WORK TO BE COMPLETED:
The listing below is to be written out word for word, minus its images.
═══ SOURCE MATERIAL ═══
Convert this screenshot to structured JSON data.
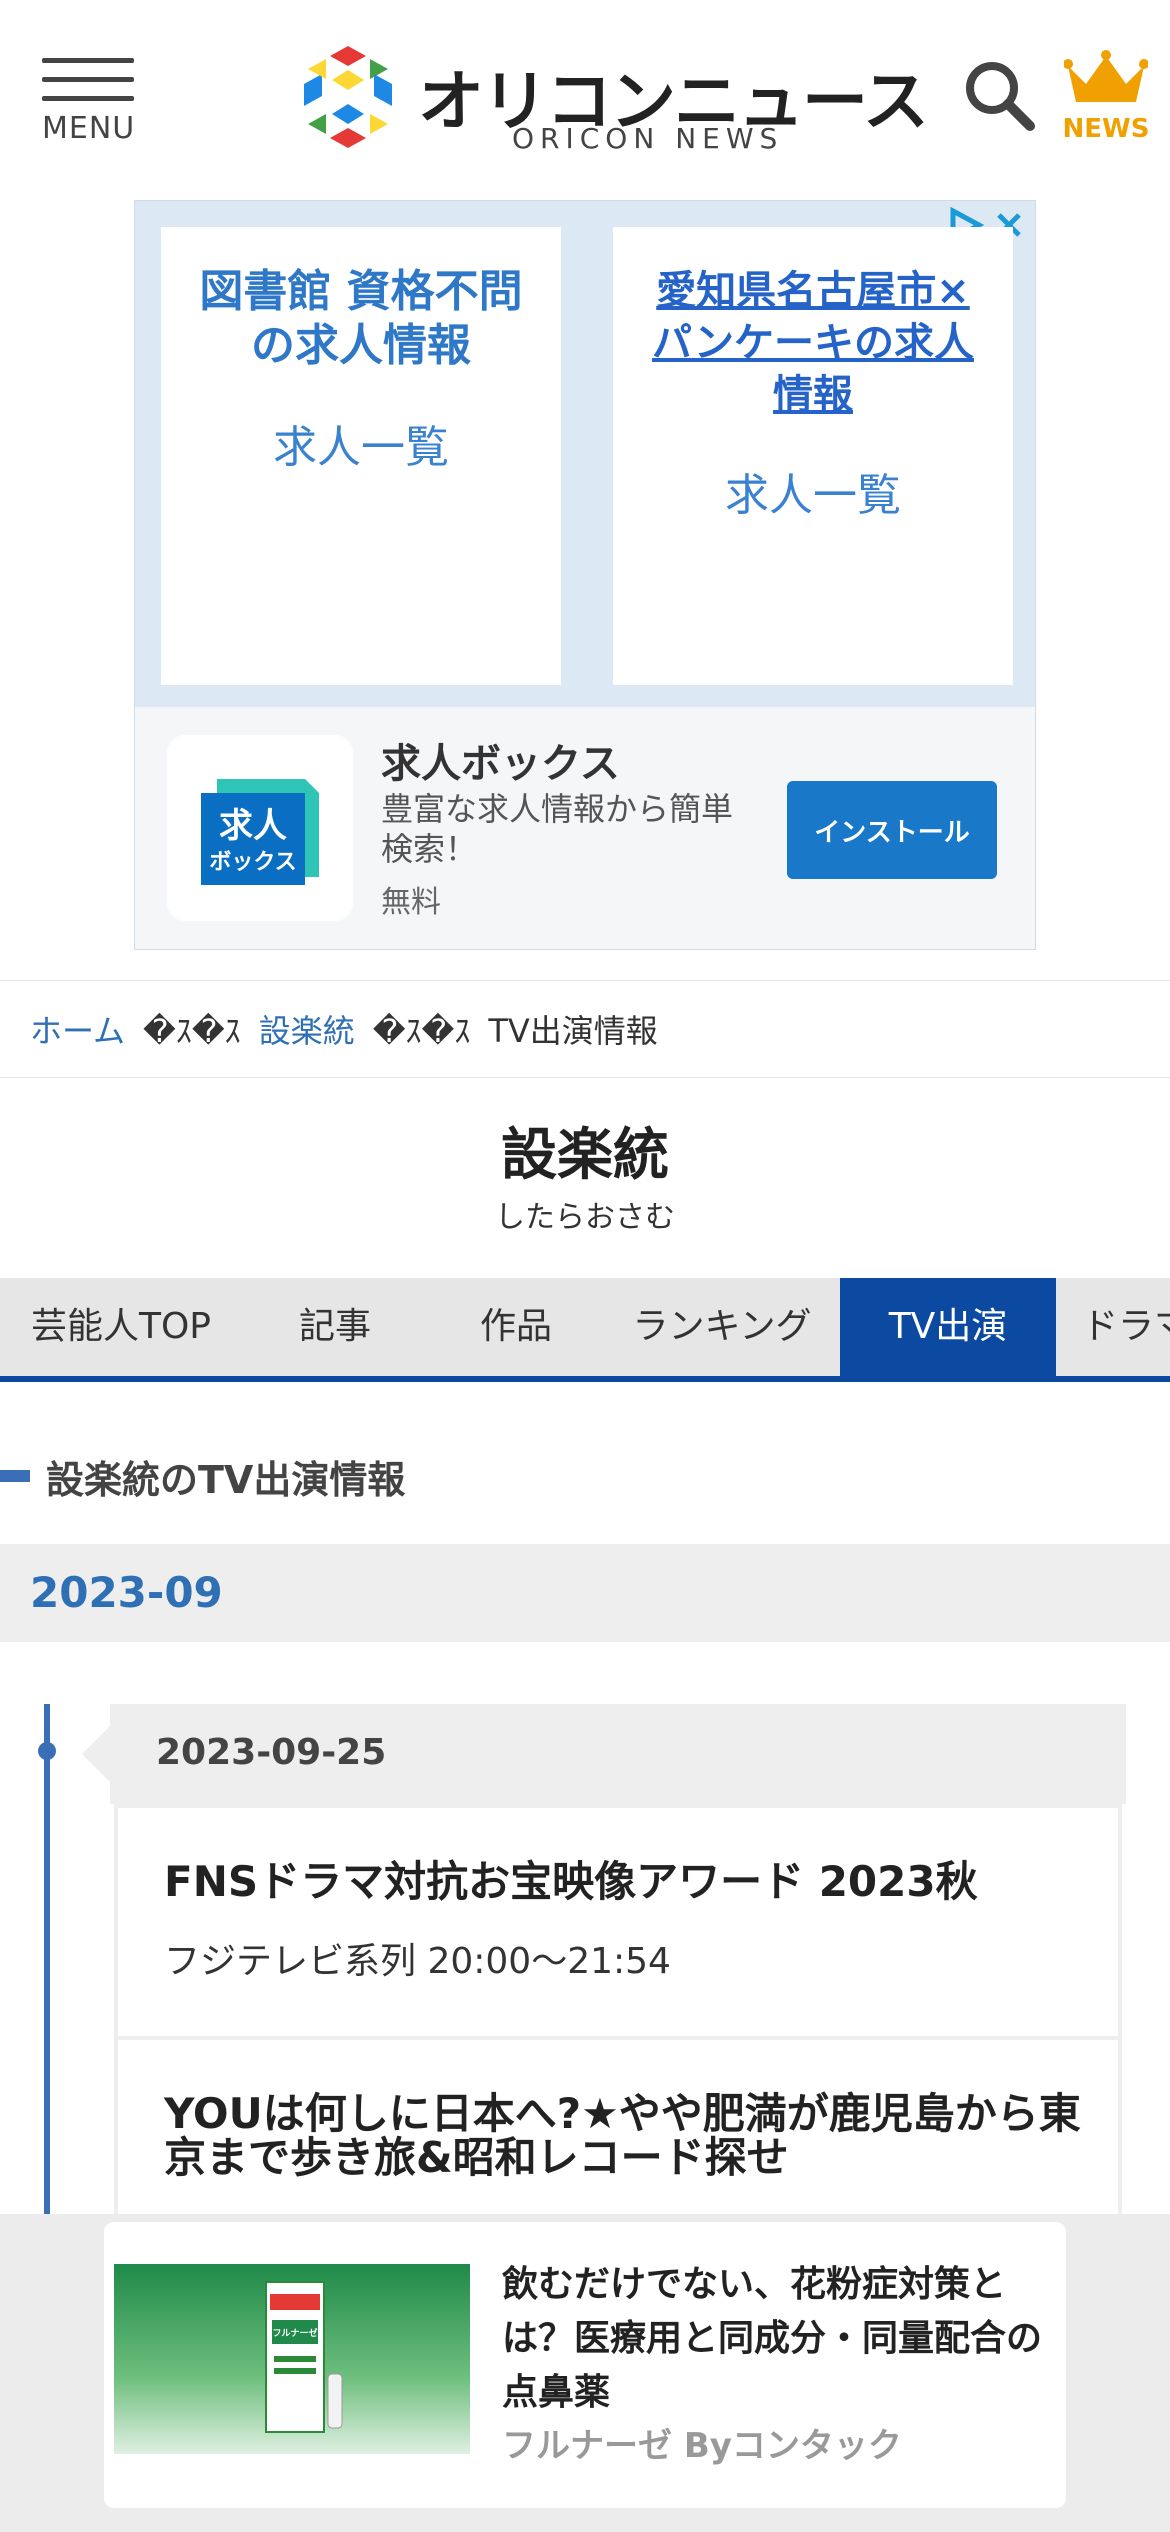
{
  "header": {
    "menu_label": "MENU",
    "logo_text": "オリコンニュース",
    "logo_subtext": "ORICON NEWS",
    "news_label": "NEWS",
    "colors": {
      "news_accent": "#f0a000"
    }
  },
  "ad": {
    "cards": [
      {
        "title": "図書館 資格不問の求人情報",
        "link": "求人一覧"
      },
      {
        "title": "愛知県名古屋市×パンケーキの求人情報",
        "link": "求人一覧"
      }
    ],
    "app": {
      "icon_text_line1": "求人",
      "icon_text_line2": "ボックス",
      "name": "求人ボックス",
      "description": "豊富な求人情報から簡単検索！",
      "price": "無料",
      "install_label": "インストール"
    }
  },
  "breadcrumb": {
    "home": "ホーム",
    "sep1": "�ｽ�ｽ",
    "person": "設楽統",
    "sep2": "�ｽ�ｽ",
    "current": "TV出演情報"
  },
  "person": {
    "name": "設楽統",
    "reading": "したらおさむ"
  },
  "tabs": [
    {
      "label": "芸能人TOP",
      "active": false
    },
    {
      "label": "記事",
      "active": false
    },
    {
      "label": "作品",
      "active": false
    },
    {
      "label": "ランキング",
      "active": false
    },
    {
      "label": "TV出演",
      "active": true
    },
    {
      "label": "ドラマ",
      "active": false
    }
  ],
  "section": {
    "title": "設楽統のTV出演情報"
  },
  "month": "2023-09",
  "schedule": {
    "date": "2023-09-25",
    "programs": [
      {
        "title": "FNSドラマ対抗お宝映像アワード 2023秋",
        "info": "フジテレビ系列 20:00〜21:54"
      },
      {
        "title": "YOUは何しに日本へ?★やや肥満が鹿児島から東京まで歩き旅&昭和レコード探せ",
        "info": ""
      }
    ]
  },
  "bottom_ad": {
    "product_label": "フルナーゼ",
    "title": "飲むだけでない、花粉症対策とは？医療用と同成分・同量配合の点鼻薬",
    "sponsor": "フルナーゼ Byコンタック"
  }
}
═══
TASK ANSWER:
Convert this screenshot to structured JSON data.
{
  "header": {
    "menu_label": "MENU",
    "logo_text": "オリコンニュース",
    "logo_subtext": "ORICON NEWS",
    "news_label": "NEWS",
    "colors": {
      "news_accent": "#f0a000"
    }
  },
  "ad": {
    "cards": [
      {
        "title": "図書館 資格不問の求人情報",
        "link": "求人一覧"
      },
      {
        "title": "愛知県名古屋市×パンケーキの求人情報",
        "link": "求人一覧"
      }
    ],
    "app": {
      "icon_text_line1": "求人",
      "icon_text_line2": "ボックス",
      "name": "求人ボックス",
      "description": "豊富な求人情報から簡単検索！",
      "price": "無料",
      "install_label": "インストール"
    }
  },
  "breadcrumb": {
    "home": "ホーム",
    "sep1": "�ｽ�ｽ",
    "person": "設楽統",
    "sep2": "�ｽ�ｽ",
    "current": "TV出演情報"
  },
  "person": {
    "name": "設楽統",
    "reading": "したらおさむ"
  },
  "tabs": [
    {
      "label": "芸能人TOP",
      "active": false
    },
    {
      "label": "記事",
      "active": false
    },
    {
      "label": "作品",
      "active": false
    },
    {
      "label": "ランキング",
      "active": false
    },
    {
      "label": "TV出演",
      "active": true
    },
    {
      "label": "ドラマ",
      "active": false
    }
  ],
  "section": {
    "title": "設楽統のTV出演情報"
  },
  "month": "2023-09",
  "schedule": {
    "date": "2023-09-25",
    "programs": [
      {
        "title": "FNSドラマ対抗お宝映像アワード 2023秋",
        "info": "フジテレビ系列 20:00〜21:54"
      },
      {
        "title": "YOUは何しに日本へ?★やや肥満が鹿児島から東京まで歩き旅&昭和レコード探せ",
        "info": ""
      }
    ]
  },
  "bottom_ad": {
    "product_label": "フルナーゼ",
    "title": "飲むだけでない、花粉症対策とは？医療用と同成分・同量配合の点鼻薬",
    "sponsor": "フルナーゼ Byコンタック"
  }
}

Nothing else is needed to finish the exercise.